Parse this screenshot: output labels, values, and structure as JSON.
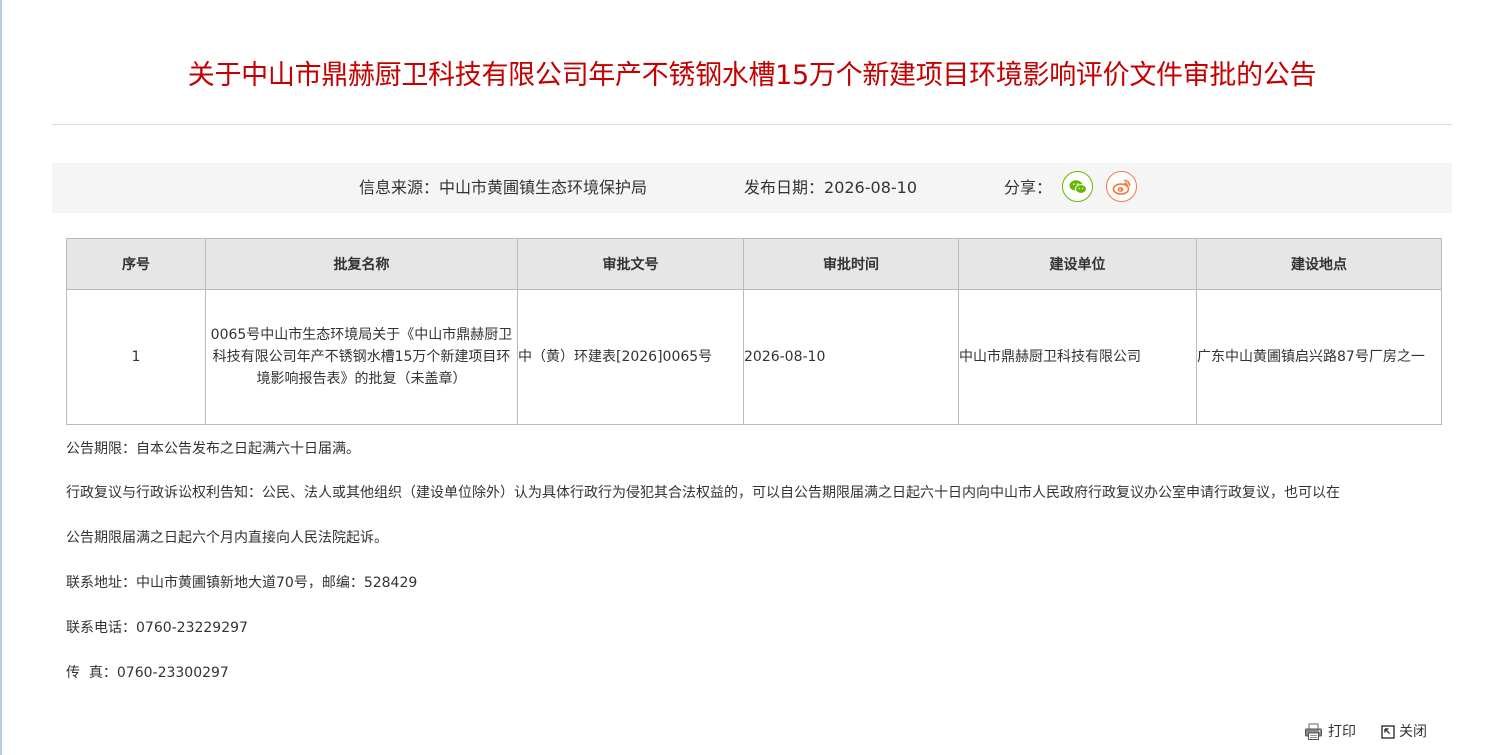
{
  "title": "关于中山市鼎赫厨卫科技有限公司年产不锈钢水槽15万个新建项目环境影响评价文件审批的公告",
  "info": {
    "source_label": "信息来源：",
    "source_value": "中山市黄圃镇生态环境保护局",
    "date_label": "发布日期：",
    "date_value": "2026-08-10",
    "share_label": "分享："
  },
  "table": {
    "headers": [
      "序号",
      "批复名称",
      "审批文号",
      "审批时间",
      "建设单位",
      "建设地点"
    ],
    "rows": [
      {
        "index": "1",
        "name": "0065号中山市生态环境局关于《中山市鼎赫厨卫科技有限公司年产不锈钢水槽15万个新建项目环境影响报告表》的批复（未盖章）",
        "doc_no": "中（黄）环建表[2026]0065号",
        "time": "2026-08-10",
        "unit": "中山市鼎赫厨卫科技有限公司",
        "location": "广东中山黄圃镇启兴路87号厂房之一"
      }
    ]
  },
  "notices": {
    "period": "公告期限：自本公告发布之日起满六十日届满。",
    "rights_line1": "行政复议与行政诉讼权利告知：公民、法人或其他组织（建设单位除外）认为具体行政行为侵犯其合法权益的，可以自公告期限届满之日起六十日内向中山市人民政府行政复议办公室申请行政复议，也可以在",
    "rights_line2": "公告期限届满之日起六个月内直接向人民法院起诉。",
    "address": "联系地址：中山市黄圃镇新地大道70号，邮编：528429",
    "phone": "联系电话：0760-23229297",
    "fax": "传  真：0760-23300297"
  },
  "actions": {
    "print": "打印",
    "close": "关闭"
  },
  "icons": {
    "wechat": "wechat-icon",
    "weibo": "weibo-icon",
    "print": "printer-icon",
    "close": "close-window-icon"
  },
  "colors": {
    "title": "#c40000",
    "wechat": "#62b900",
    "weibo": "#f07a3c"
  }
}
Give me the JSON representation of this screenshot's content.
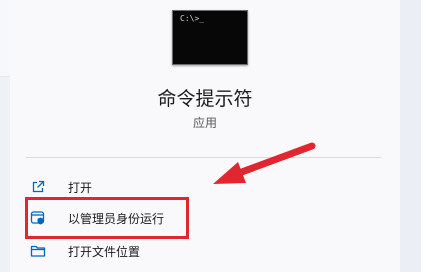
{
  "app": {
    "name": "命令提示符",
    "type": "应用",
    "icon": "cmd-terminal-icon",
    "prompt_glyph": "C:\\>_"
  },
  "actions": [
    {
      "label": "打开",
      "icon": "open-external-icon"
    },
    {
      "label": "以管理员身份运行",
      "icon": "admin-shield-icon"
    },
    {
      "label": "打开文件位置",
      "icon": "folder-icon"
    }
  ],
  "annotation": {
    "highlight_color": "#e0262f",
    "highlighted_action": "以管理员身份运行"
  },
  "colors": {
    "accent": "#0067c0",
    "panel_bg": "#f9f9fb",
    "annotation_red": "#e0262f"
  }
}
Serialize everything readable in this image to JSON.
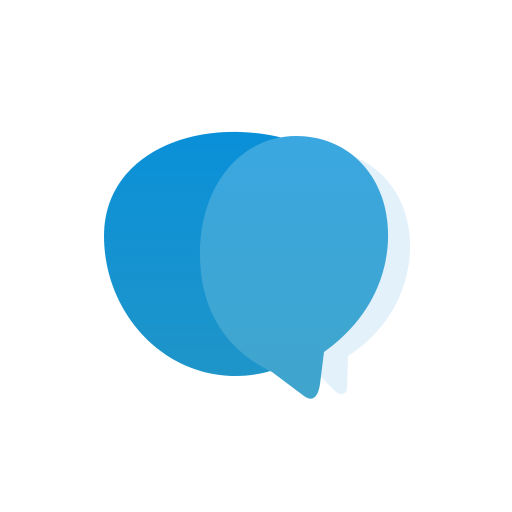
{
  "icon": {
    "name": "chat-bubble-icon",
    "colors": {
      "background": "#ffffff",
      "back_bubble_top": "#0a90d8",
      "back_bubble_bottom": "#1f95c9",
      "front_bubble_top": "#3aa7e0",
      "front_bubble_bottom": "#40a5cc",
      "shadow": "#e3f1fb"
    }
  }
}
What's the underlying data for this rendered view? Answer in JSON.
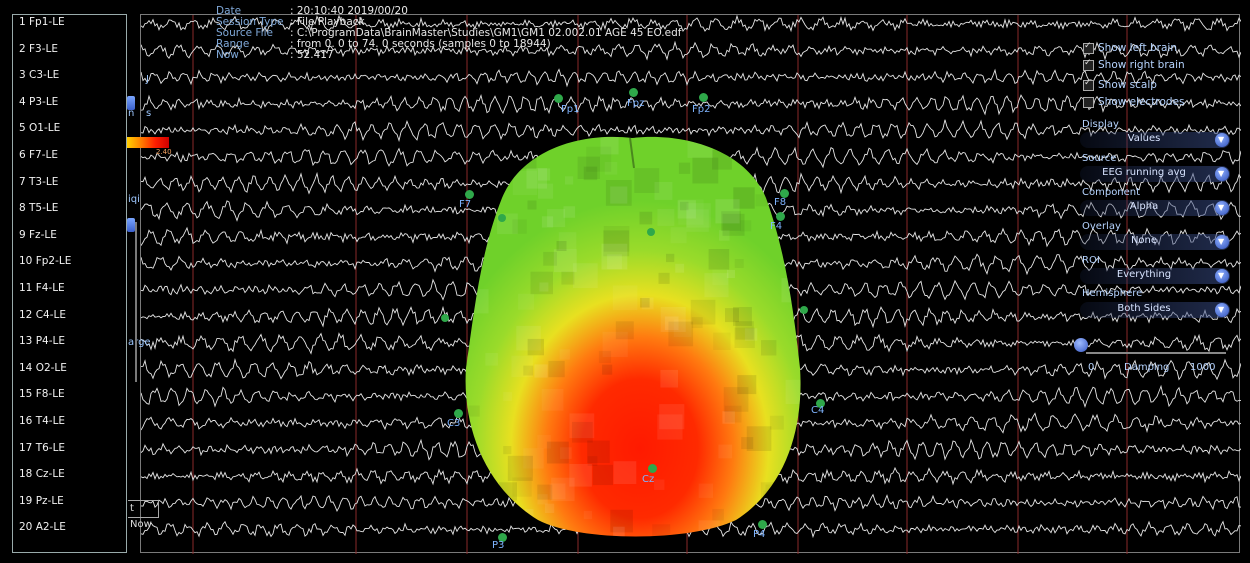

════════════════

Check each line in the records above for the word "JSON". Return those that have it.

Parse this screenshot: output labels, values, and structure as JSON.
Give me the JSON representation of this screenshot's content.
Serialize everything readable in this image to JSON.
What's the underlying data for this rendered view? Answer in JSON.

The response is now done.